University of Washington Global Health Pathway medical student Naomi Nkinsi has been awarded a new grant to fund research on the effect of food insecurity on antiretroviral therapy and HIV outcomes in South Africa. The $4000 Grant for Emerging Researchers/Clinicians Mentorship (G.E.R.M.) was awarded by the Infectious Diseases Society of America (IDSA) Foundation.
“Newly diagnosed HIV patients who lack finances to purchase food can find their situation further compounded by a competing need to pay for their medical treatment,” said Nkinsi, “I want to dive further into this field to collect data to better understand the issue and how it can impact HIV prevention.”
Nkinsi will travel to Durban, South Africa in June to begin the work. She says the initial stages of the project, guided by her faculty mentor Paul Drain, have given her a much greater understanding of the barrier that food insecurity plays in accessing care.

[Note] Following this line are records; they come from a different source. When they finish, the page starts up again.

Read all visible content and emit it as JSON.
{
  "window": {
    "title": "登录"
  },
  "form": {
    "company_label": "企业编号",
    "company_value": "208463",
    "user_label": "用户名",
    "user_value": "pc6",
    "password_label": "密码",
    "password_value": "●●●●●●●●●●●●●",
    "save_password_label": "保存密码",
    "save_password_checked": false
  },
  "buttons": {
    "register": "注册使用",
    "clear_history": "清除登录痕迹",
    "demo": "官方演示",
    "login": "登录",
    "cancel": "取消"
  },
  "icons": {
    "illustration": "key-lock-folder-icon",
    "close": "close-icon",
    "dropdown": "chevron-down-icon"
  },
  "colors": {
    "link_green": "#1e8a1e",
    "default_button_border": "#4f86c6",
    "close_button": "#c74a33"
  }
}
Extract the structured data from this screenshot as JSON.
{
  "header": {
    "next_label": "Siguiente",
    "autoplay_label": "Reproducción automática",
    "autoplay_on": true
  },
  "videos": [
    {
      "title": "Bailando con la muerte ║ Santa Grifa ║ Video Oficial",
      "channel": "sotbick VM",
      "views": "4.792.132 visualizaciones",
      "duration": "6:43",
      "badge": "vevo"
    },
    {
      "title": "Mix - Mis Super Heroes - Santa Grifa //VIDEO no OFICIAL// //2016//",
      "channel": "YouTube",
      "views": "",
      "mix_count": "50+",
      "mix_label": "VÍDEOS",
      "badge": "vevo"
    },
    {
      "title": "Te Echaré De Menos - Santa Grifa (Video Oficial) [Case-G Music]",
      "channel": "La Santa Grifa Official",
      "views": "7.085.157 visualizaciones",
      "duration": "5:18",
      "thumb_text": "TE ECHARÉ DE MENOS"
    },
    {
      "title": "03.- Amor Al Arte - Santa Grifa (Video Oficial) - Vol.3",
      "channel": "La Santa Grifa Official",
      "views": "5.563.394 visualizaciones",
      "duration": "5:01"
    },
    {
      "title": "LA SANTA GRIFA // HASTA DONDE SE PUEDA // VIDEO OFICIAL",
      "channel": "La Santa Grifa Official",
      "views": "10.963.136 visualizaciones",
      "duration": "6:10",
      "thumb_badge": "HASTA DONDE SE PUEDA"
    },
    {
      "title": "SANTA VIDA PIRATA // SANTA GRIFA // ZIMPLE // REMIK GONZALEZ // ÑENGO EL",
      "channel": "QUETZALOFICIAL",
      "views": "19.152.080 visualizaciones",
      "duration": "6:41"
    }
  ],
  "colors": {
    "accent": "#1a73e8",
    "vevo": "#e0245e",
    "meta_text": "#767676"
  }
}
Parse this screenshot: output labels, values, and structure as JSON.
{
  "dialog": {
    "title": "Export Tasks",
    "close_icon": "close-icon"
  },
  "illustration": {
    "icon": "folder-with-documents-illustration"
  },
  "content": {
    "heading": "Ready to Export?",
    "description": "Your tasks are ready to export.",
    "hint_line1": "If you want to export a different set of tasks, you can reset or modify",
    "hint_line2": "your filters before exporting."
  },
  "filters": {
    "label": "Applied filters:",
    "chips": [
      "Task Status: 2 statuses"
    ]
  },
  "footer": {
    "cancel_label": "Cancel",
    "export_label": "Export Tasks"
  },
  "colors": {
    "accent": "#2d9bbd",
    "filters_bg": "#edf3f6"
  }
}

“My interest is in researching food insecurity and its impact on overall health, specifically on the immune system,” Nkinsi said. “Prior to medical school I volunteered at an organization called the Global Child Nutrition Foundation and learned about the linkages between food insecurity and disease.”
“I wanted to specifically work with adults who have been recently diagnosed because I think it presents an interesting opportunity to both collect data on peoples’ food status when they were infected, and provide interventions as they begin treatment,” Nkinsi shared. “Ideally, programming to reduce food insecurity in those with HIV/AIDS would be provided regardless of when they were diagnosed. I hope this study can provide more evidence to help result in better health outcomes.”
G.E.R.M. was created with the intention of providing medical students with clinical training and medical education. Under the tutelage of a mentor, students receive the opportunity to conduct research projects on infectious disease-related topics for up to one year.